Dr. Yafeng Yin joined The Department of Civil and Environmental Engineering in January 2017 coming to U-M from the University of Florida. Dr. Yin is a member of our Next Generation Transportation Systems and Intelligent Systems groups. Dr. Yin is an internationally recognized expert on transportation systems analysis and modeling, and has published approximately 100 refereed papers in leading academic journals. He is the Editor-in-Chief of Transportation Research Part C: Emerging Technologies, one of the leading academic journals in the transportation domain.
Dr. Yin received his Ph.D. from the University of Tokyo in 2002, his master’s and bachelor’s degrees from Tsinghua University, Beijing, China in 1996 and 1994, respectively. Prior to his current appointment at the University of Michigan, he was a faculty member at University of Florida between 2005 and 2016. He worked as a postdoctoral researcher and then assistant research engineer at University of California at Berkeley between 2002 and 2005. Between 1996 and 1999, he was a lecturer at Tsinghua University. Dr. Yin has received recognition from different institutions.
He was one of the five recipients of the 2012 Doctoral Mentoring Award from University of Florida in recognition of his outstanding graduate student advising and mentoring. One of his papers won the 2016 Stella Dafermos Best Paper Award and the Ryuichi Kitamura Paper Award from Transportation Research Board of the National Academies of Sciences, Engineering, and Medicine. He was also recently elected to serve on the prestigious International Advisory Committee of the International Symposium of Transportation and Traffic Theory (ISTTT).

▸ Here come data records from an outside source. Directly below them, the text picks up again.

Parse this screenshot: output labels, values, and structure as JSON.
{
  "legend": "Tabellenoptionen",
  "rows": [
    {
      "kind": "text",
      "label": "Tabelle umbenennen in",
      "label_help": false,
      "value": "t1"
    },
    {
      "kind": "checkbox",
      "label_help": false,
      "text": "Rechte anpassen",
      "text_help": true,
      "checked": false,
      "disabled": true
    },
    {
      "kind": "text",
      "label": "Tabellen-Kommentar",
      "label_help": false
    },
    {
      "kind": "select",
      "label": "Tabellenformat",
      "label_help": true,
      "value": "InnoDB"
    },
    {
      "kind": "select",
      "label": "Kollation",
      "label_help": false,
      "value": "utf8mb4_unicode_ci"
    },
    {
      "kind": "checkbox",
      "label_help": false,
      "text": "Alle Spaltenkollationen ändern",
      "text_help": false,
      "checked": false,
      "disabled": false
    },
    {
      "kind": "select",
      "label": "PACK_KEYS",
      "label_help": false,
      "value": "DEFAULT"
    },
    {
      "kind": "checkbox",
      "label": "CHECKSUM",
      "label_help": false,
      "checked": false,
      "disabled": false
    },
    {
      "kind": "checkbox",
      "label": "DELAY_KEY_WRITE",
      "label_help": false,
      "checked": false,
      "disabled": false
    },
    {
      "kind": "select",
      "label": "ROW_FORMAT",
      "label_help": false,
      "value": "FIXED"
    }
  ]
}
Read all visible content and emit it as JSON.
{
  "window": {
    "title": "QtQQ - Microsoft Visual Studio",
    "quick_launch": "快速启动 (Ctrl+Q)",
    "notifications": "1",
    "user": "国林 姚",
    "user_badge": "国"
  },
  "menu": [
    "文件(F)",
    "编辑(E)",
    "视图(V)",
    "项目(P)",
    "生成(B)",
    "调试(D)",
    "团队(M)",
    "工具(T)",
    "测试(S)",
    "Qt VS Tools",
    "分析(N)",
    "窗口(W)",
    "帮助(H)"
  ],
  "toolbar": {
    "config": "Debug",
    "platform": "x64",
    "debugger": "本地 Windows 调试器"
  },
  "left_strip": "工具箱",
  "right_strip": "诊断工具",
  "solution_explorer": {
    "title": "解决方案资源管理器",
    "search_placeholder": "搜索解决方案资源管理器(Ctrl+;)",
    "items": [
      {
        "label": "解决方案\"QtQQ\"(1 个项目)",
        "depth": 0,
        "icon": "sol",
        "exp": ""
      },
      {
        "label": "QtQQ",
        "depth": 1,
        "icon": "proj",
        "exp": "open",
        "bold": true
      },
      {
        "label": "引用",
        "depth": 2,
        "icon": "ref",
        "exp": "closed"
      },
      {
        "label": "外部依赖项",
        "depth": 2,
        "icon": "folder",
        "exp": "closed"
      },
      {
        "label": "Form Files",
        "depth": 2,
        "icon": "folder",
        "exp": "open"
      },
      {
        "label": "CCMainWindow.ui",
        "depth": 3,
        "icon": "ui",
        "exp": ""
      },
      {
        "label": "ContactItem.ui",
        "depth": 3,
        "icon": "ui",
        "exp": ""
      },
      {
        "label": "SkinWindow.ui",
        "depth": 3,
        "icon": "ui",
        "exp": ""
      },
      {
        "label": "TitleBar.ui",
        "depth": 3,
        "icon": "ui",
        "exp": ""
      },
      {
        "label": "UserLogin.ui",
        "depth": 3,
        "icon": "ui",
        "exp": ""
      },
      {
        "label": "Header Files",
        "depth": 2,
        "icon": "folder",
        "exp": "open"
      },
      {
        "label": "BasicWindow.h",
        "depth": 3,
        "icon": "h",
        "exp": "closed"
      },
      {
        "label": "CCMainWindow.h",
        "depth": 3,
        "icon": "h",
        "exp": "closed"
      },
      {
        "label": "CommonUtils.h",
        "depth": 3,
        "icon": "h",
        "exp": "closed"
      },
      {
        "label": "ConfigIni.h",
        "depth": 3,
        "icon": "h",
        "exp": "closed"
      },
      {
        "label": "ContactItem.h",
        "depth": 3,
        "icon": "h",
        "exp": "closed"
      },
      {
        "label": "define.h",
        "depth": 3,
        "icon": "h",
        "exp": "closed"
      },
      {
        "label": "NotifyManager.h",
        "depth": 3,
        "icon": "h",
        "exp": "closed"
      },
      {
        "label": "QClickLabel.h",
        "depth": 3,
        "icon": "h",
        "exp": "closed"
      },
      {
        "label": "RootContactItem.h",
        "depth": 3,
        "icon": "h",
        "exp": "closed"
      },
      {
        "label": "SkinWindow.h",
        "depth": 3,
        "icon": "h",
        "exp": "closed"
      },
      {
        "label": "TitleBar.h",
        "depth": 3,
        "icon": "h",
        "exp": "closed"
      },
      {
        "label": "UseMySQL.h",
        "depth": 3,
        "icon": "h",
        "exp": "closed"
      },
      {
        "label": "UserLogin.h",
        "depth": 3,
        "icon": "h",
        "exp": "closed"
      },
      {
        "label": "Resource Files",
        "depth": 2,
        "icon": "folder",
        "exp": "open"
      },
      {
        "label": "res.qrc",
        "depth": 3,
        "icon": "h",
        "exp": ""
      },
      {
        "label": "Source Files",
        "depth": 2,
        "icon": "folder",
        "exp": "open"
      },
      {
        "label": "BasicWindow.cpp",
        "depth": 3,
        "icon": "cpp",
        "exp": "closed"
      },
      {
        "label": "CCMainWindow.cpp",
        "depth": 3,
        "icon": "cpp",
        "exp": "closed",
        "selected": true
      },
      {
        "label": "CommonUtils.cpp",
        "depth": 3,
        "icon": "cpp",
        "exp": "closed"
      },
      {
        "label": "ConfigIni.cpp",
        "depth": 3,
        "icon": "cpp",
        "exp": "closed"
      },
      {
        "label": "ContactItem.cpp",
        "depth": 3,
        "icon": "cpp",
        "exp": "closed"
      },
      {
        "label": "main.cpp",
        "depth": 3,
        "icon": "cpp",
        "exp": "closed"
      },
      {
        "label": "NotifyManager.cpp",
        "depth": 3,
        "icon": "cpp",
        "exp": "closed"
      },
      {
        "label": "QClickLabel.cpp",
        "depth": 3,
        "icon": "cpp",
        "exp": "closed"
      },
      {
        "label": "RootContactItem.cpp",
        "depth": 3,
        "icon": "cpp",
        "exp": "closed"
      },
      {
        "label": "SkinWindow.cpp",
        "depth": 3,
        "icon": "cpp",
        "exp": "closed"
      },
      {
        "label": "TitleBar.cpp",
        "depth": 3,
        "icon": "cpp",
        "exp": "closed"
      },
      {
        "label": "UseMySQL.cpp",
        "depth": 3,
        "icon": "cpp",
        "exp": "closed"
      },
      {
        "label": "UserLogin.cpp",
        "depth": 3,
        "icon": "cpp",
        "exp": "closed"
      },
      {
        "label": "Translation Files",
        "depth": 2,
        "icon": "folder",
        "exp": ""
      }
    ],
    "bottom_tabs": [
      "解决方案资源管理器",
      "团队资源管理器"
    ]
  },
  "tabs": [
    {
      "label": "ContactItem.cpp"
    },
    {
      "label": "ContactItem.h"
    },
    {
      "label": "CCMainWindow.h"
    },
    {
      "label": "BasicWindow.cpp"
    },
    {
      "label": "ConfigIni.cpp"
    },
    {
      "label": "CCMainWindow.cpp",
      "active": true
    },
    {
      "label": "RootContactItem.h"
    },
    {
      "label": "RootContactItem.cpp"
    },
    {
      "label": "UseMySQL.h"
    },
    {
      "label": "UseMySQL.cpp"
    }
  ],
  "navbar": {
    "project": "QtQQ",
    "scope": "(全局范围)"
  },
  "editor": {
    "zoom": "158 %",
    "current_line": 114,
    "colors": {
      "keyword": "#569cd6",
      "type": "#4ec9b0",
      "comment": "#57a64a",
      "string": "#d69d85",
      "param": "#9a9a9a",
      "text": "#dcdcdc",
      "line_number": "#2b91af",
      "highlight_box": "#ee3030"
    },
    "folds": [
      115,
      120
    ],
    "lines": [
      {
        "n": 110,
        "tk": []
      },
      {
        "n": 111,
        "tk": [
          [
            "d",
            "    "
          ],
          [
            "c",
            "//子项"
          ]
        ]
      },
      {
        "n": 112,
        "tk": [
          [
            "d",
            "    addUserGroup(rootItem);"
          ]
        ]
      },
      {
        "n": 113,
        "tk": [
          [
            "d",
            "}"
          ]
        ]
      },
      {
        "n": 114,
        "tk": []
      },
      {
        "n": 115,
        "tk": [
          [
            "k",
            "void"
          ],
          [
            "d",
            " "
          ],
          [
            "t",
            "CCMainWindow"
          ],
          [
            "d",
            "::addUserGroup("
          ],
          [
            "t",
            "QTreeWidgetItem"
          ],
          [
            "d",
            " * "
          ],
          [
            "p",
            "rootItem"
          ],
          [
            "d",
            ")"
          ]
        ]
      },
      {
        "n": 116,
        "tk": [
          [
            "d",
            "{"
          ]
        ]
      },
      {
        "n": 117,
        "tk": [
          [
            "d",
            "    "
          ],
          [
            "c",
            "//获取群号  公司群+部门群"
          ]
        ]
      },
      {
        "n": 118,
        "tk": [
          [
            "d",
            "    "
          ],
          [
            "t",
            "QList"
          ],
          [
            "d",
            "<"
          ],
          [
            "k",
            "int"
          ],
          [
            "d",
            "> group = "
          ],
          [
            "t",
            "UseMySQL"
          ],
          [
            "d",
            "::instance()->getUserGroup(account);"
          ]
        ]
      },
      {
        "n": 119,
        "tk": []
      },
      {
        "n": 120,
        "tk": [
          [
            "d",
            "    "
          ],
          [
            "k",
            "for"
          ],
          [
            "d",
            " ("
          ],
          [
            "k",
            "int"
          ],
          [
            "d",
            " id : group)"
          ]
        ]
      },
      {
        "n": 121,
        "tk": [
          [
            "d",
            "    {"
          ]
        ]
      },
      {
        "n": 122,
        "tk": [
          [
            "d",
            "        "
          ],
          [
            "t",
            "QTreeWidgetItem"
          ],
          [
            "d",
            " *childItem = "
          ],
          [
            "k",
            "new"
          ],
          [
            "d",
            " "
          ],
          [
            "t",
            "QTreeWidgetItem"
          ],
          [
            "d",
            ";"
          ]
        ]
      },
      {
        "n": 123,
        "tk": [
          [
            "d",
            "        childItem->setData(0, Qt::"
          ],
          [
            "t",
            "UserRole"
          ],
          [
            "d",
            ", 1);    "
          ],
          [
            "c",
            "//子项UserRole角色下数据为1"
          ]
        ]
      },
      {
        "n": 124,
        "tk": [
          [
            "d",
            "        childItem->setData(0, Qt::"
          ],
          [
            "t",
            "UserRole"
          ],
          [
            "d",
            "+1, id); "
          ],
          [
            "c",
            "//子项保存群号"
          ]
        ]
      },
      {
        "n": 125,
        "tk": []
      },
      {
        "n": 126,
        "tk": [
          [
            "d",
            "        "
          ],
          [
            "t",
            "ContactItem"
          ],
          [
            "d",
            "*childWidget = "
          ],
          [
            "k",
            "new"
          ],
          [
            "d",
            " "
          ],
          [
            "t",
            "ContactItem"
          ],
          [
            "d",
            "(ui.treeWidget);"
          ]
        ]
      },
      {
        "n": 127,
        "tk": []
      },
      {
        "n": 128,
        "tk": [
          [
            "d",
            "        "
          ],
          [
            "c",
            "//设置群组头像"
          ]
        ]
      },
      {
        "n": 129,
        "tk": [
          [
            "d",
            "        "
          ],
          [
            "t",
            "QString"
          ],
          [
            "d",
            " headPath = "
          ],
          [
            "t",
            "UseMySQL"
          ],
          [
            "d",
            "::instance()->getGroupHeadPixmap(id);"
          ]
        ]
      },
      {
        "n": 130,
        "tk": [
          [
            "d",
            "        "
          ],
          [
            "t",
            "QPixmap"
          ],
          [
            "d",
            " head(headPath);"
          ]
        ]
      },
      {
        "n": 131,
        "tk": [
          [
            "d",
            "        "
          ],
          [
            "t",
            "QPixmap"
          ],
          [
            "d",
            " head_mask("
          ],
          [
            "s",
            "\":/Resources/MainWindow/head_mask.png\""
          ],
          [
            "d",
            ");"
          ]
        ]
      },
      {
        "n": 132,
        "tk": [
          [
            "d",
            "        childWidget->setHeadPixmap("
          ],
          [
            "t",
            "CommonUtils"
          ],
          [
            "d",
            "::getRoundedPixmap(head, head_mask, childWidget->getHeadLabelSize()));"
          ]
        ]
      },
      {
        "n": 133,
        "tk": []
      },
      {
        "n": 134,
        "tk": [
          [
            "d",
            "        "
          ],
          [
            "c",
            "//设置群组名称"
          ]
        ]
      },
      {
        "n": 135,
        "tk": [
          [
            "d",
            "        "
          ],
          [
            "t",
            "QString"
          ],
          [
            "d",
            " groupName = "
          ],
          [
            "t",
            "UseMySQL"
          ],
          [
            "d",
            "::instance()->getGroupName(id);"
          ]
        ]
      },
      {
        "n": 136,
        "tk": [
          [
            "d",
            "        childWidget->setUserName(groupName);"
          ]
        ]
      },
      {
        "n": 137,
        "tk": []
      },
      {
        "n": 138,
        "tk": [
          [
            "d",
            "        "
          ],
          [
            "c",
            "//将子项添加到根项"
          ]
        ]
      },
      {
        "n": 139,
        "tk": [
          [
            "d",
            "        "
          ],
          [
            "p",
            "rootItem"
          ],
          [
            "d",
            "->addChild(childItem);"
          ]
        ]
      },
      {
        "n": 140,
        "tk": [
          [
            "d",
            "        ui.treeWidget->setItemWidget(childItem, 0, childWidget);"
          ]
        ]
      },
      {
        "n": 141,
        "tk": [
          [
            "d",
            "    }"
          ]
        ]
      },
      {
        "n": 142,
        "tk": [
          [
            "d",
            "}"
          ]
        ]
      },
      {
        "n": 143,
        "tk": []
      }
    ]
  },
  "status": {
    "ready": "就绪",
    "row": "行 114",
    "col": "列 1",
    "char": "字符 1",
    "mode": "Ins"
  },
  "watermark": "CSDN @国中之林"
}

Dr. Yin’s research interests include the analysis, modeling, design and optimization of transportation systems toward achieving sustainability and economic efficiency. His ongoing research involves investigating the implications of emerging technologies on mobility systems. “I closely follow the development of new technologies, such as smart mobile devices and apps, sensor technologies, electric vehicles, drones, and connected and automated vehicles,” says Dr. Yin. “I examine how they could potentially affect both the demand and supply sides of transportation systems, and then explore how to leverage these new technologies to better design, operate and manage transportation systems and improve the efficiency, reliability, safety, and diversity of the transportation services.” Beyond transportation, Dr. Yin also studies the interdependency of urban infrastructure systems, such as transportation, power and communications networks.